You’ll begin to see that, as you expected, some cultures should be respected by wearing modest clothing in public. This is, obviously, an example of consideration for the place you’re visiting and should be adhered to as much as possible. But you’ll also see that failure to comply with these rules, even in emerging economies and developed countries, will leave men claiming that the vision of your still-clothed body ‘enflamed’ a desire they were powerless to control.

[As a sidenote, this is what I mean about Feminism being about equality: what man wants to be spoken about as no more than an animal who has no control over his own actions? Men are not animals. Men are complex and wonderful and intelligent and kind. But not all men apparently, and those awful ones are the ones you’ll hear about if you start to research female travel].

And so you’ll wonder if it’s worth the risk. You’ll wonder if seeing the world is really something you desperately want to do, and whether it might just be safer to stay at home and take up knitting.

And then you’ll realise that not only does travel enrich your life and broaden your horizons; not only is it something that you definitely, absolutely and 100% want to do; not only were you crap at knitting that one time you tried it and you really don’t want to take it up as a hobby; but that travelling as a woman is a feminist act.

Don’t believe me? Let’s go back to the beginning then.

If Feminism is about equality and if men can travel more easily than women in many parts of the world, then inequality in free movement around the Earth is based on nothing more arbitrary than gender. And that’s not ok really, is it?
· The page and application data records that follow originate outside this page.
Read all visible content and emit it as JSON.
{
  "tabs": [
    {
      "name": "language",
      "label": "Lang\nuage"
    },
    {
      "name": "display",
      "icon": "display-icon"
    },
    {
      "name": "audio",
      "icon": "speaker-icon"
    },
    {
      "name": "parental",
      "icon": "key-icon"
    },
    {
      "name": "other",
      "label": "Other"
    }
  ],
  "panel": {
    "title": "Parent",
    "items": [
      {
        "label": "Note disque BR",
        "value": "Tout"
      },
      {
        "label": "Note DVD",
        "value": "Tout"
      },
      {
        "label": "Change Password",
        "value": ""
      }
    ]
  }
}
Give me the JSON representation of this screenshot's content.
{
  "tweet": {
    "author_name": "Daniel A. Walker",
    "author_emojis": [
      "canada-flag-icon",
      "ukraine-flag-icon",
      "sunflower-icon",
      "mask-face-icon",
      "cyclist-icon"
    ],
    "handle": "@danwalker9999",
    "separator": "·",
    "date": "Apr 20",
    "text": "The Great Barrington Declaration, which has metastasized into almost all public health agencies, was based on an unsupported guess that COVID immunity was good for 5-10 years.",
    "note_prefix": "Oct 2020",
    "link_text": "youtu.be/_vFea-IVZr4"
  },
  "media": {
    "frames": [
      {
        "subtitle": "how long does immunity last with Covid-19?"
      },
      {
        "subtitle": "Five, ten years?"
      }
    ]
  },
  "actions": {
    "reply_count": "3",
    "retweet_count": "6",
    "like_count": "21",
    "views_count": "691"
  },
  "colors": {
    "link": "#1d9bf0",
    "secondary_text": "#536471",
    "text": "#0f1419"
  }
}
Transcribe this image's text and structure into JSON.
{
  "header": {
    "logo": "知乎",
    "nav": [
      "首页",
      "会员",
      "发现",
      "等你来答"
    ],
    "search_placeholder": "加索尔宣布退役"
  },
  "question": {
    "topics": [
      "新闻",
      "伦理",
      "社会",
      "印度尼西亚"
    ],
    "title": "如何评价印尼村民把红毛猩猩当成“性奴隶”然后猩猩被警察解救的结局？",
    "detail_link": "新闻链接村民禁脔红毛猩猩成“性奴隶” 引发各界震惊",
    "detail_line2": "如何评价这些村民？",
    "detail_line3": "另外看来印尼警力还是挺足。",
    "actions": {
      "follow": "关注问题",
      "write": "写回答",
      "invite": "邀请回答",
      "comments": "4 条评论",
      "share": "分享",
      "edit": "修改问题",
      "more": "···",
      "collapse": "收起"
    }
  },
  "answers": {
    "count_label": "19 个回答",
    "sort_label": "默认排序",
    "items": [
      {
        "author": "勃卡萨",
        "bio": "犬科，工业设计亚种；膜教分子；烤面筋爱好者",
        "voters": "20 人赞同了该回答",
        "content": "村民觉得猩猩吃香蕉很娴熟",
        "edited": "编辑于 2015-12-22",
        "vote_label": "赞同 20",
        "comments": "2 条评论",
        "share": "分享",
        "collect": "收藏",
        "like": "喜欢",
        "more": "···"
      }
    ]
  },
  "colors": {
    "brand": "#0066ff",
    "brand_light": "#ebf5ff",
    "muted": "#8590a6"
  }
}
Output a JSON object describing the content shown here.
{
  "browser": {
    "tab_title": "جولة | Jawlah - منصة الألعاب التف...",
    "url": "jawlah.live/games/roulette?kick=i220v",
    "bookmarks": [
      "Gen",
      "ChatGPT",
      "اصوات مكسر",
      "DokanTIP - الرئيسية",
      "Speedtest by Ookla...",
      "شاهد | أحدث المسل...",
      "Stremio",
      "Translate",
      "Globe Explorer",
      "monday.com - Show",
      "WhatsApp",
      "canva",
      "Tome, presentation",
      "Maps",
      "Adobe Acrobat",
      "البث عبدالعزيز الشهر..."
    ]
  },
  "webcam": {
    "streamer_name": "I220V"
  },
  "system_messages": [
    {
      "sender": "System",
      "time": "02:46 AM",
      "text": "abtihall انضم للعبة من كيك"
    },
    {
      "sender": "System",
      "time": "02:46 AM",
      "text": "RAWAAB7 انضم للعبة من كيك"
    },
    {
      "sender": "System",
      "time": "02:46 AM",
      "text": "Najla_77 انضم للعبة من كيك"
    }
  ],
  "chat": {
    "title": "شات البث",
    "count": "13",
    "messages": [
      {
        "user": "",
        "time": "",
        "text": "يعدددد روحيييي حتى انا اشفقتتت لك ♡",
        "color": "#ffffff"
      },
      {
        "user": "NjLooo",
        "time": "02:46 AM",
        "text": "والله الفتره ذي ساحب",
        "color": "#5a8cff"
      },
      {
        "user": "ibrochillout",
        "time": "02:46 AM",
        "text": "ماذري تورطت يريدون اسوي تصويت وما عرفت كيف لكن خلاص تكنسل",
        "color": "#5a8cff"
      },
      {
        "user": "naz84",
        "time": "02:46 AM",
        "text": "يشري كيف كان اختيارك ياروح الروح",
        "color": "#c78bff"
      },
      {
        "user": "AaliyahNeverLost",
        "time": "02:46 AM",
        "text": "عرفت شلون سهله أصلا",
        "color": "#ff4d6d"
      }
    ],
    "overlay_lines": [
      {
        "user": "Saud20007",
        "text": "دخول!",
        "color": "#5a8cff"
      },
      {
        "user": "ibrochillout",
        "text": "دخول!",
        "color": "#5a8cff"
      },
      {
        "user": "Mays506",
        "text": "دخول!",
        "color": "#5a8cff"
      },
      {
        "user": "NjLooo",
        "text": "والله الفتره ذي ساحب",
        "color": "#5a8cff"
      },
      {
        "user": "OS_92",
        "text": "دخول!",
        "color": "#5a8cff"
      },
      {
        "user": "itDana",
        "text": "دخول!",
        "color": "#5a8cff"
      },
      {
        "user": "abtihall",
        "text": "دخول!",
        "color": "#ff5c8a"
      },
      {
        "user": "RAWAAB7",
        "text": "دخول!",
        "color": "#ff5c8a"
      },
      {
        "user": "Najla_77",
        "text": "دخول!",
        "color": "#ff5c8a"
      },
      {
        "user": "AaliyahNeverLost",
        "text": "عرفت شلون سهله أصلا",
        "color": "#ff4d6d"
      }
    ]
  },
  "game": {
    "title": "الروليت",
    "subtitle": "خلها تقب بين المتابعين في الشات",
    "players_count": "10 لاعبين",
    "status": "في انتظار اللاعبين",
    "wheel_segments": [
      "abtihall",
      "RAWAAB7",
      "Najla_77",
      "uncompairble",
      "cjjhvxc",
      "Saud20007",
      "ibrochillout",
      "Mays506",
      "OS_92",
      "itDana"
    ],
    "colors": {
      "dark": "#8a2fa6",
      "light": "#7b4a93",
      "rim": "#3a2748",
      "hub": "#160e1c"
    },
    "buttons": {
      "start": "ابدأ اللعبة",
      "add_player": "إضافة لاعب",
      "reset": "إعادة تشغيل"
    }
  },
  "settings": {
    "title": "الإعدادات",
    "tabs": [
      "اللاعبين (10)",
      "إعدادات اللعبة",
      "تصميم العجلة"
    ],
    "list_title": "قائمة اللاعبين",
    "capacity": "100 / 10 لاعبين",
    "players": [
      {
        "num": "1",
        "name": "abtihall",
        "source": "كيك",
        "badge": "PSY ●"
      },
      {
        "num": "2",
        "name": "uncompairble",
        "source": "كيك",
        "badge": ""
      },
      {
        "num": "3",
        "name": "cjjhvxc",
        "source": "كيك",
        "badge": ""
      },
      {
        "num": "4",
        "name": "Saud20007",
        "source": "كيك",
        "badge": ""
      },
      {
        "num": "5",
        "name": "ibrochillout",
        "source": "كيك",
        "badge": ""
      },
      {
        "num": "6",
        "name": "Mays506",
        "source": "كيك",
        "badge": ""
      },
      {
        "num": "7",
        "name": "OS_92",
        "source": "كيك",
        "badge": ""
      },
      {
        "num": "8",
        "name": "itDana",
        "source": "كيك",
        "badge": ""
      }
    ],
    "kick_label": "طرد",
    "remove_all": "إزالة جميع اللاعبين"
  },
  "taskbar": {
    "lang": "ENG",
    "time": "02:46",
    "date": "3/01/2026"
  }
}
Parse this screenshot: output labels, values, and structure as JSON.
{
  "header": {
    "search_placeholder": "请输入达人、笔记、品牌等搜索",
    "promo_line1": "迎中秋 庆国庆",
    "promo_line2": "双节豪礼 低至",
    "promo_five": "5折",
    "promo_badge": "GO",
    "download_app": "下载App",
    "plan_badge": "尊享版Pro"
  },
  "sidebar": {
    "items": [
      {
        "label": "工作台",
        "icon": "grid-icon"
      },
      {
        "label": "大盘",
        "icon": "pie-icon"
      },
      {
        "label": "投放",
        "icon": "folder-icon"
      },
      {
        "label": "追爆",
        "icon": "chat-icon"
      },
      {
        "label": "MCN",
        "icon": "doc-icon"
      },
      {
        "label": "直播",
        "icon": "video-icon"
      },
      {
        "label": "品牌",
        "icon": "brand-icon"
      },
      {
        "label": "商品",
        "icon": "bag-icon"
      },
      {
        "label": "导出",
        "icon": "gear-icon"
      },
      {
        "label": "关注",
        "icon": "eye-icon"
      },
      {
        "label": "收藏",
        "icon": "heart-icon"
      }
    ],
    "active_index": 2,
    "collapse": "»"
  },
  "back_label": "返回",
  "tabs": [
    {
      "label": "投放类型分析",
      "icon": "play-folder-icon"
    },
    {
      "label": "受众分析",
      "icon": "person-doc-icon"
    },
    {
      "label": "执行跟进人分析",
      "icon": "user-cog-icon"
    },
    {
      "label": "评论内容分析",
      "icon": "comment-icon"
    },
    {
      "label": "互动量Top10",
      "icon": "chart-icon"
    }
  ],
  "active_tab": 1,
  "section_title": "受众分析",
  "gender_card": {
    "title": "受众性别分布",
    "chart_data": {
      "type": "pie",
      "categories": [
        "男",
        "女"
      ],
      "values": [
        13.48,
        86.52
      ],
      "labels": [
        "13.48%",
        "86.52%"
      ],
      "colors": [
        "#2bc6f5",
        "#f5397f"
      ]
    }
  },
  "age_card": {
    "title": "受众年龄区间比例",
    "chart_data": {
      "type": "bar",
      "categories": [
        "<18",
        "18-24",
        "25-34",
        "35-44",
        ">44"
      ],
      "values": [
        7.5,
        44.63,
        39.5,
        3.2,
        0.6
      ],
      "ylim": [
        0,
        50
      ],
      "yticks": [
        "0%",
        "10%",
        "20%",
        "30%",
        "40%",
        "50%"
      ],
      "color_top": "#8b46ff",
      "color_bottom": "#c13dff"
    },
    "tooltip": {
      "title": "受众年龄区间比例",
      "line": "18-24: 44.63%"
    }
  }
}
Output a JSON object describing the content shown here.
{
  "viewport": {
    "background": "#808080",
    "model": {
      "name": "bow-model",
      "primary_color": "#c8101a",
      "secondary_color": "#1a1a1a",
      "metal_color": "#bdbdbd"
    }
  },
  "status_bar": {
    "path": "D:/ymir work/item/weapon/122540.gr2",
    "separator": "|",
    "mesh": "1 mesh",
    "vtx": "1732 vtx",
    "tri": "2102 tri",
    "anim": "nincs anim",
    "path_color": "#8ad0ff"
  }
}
Travelling as a woman is breaking down a barrier. It’s saying that we should be able to go anywhere a man can without fear of coming to harm. It’s making sure that we’re sensible and taking precautions appropriate to the country we’re in, but also stating that in future years we should only have to adapt our behaviour out of respect for a culture, not because of a fear of assault. It’s taking a step into the unknown knowing that not everyone will like it and that no, it might not be completely safe, but that you’re going to do it anyway because this is important to you, and you and your vagina are fucking capable of doing it.

So let’s do it. Let’s be careful, let’s be respectful, let’s not put ourselves in danger if we can avoid it. But let’s also say that we will do it now, right now, so that future generations will have it easier, and the granddaughters of our later world will be able to look back and say:

“Well, fuck. Things are so much better than that now, aren’t they?”

If you need any more proof that women have always smashed through barriers in movement and experience then read on: 10 Female Travel Icons.

You Might Also Like

1 Comment

  • Reply Rufus91 November 3, 2016 at 6:34 pm

    I see your blog is similar to my site. Do you
    allow guest posts? I can write unique and interesting content for you.
    Let me know if you are interested.

  • Leave a Reply